Problem to work on:
Using the records below, copy every line that holds the string "icon".

:::::

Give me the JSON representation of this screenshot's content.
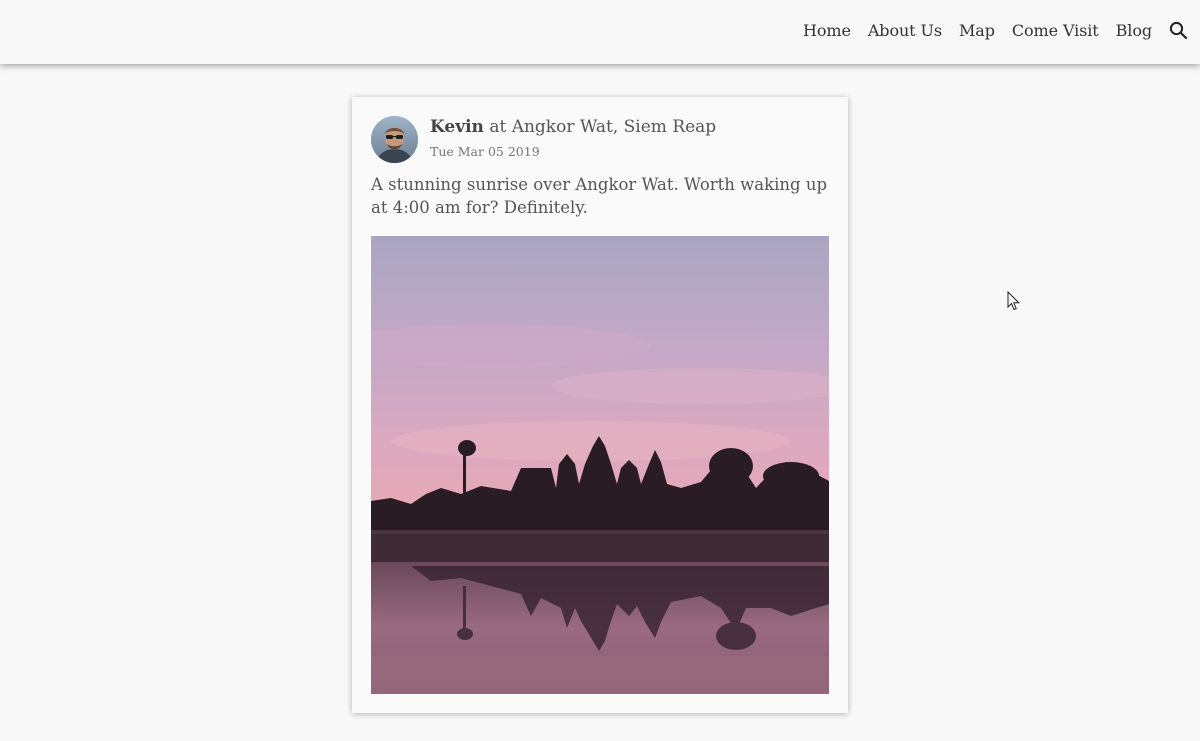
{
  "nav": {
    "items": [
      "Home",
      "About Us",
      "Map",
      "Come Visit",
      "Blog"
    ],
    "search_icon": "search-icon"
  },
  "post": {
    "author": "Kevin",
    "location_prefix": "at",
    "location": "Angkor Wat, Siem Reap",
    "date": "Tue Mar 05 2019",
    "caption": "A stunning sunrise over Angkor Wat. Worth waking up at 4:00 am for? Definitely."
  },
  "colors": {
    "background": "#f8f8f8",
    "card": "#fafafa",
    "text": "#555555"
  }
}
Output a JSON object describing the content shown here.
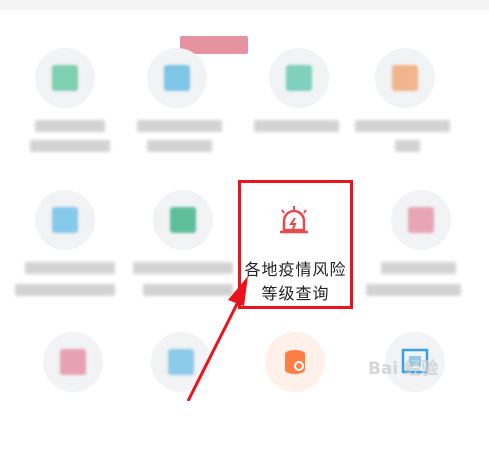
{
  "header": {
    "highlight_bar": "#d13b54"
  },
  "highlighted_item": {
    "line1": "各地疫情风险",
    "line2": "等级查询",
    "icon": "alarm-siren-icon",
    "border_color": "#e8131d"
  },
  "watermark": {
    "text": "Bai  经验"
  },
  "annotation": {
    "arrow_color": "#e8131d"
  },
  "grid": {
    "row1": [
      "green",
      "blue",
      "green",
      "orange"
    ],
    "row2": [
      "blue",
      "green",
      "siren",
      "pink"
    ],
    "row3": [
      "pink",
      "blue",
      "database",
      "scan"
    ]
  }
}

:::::

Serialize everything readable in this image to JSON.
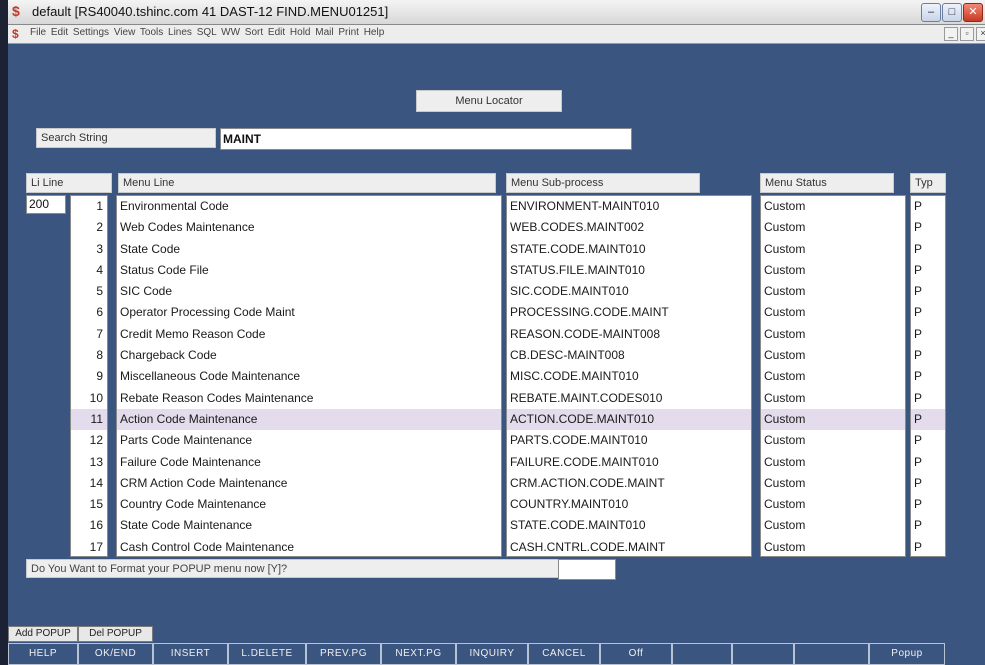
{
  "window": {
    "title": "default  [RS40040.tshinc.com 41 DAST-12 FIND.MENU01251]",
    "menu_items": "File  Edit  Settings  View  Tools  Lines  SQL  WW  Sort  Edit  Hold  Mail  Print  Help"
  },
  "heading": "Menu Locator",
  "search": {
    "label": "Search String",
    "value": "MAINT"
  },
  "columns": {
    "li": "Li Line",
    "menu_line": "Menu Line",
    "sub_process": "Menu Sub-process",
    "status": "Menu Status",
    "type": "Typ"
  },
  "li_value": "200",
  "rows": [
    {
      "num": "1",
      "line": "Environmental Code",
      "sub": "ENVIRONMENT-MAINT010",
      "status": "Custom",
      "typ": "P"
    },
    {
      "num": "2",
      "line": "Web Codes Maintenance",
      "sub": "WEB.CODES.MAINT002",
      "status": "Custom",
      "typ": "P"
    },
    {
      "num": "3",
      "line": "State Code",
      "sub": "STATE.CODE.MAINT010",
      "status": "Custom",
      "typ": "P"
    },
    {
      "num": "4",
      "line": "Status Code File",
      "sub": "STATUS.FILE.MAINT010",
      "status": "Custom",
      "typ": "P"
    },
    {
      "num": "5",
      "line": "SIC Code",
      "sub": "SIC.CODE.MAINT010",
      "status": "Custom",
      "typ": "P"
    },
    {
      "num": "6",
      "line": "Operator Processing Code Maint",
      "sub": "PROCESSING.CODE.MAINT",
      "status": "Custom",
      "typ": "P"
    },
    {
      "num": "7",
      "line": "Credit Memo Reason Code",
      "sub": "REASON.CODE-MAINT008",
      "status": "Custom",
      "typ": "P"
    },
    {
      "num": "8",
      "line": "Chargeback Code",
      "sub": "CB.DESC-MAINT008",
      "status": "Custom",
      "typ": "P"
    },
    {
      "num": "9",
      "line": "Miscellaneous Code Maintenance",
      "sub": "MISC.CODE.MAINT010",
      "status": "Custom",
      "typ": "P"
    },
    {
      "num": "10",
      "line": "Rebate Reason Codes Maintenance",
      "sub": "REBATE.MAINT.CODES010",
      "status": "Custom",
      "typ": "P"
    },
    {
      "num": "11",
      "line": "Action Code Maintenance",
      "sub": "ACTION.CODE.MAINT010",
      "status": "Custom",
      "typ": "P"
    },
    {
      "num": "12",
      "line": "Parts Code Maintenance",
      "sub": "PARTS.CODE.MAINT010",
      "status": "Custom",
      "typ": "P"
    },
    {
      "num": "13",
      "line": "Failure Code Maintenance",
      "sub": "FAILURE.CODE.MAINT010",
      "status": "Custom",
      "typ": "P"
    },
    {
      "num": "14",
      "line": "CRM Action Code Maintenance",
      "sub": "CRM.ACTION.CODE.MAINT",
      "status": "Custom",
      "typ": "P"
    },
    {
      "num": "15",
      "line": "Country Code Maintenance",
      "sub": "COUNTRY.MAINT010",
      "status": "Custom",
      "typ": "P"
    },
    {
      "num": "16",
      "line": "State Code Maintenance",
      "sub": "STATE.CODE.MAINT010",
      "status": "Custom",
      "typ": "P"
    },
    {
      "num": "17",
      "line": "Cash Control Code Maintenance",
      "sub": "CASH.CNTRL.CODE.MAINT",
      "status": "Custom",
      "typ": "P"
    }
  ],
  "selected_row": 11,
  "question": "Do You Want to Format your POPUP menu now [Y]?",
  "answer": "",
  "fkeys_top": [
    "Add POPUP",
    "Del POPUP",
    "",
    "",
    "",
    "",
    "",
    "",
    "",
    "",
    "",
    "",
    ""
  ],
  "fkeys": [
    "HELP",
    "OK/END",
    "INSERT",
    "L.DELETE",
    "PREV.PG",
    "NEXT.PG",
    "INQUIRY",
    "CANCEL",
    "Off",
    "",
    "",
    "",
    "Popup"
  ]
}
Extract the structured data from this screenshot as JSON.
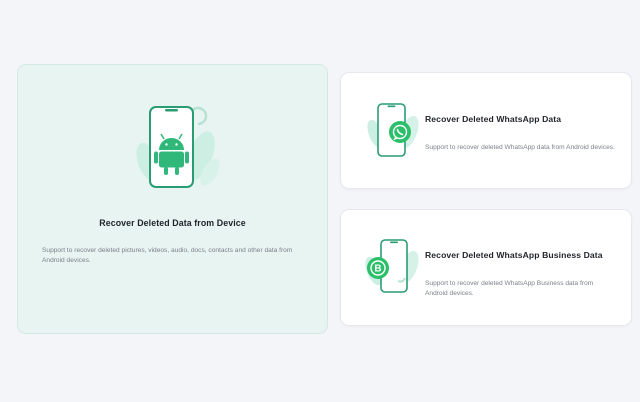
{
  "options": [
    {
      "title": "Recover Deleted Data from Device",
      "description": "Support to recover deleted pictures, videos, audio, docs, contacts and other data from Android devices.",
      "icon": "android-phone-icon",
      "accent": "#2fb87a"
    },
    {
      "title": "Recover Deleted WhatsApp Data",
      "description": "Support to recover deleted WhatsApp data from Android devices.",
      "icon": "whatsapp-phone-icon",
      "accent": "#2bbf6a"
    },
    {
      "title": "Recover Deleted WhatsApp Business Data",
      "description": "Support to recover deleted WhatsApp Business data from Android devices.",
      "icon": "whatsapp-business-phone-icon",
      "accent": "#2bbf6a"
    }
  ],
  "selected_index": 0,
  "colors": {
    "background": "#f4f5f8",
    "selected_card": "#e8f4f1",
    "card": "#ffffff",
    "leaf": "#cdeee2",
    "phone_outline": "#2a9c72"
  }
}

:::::

Written answer:
    "search_icon": "search-icon"
    "icon": "alarm-siren-icon",
      "icon": "android-phone-icon",
      "icon": "whatsapp-phone-icon",
      "icon": "whatsapp-business-phone-icon",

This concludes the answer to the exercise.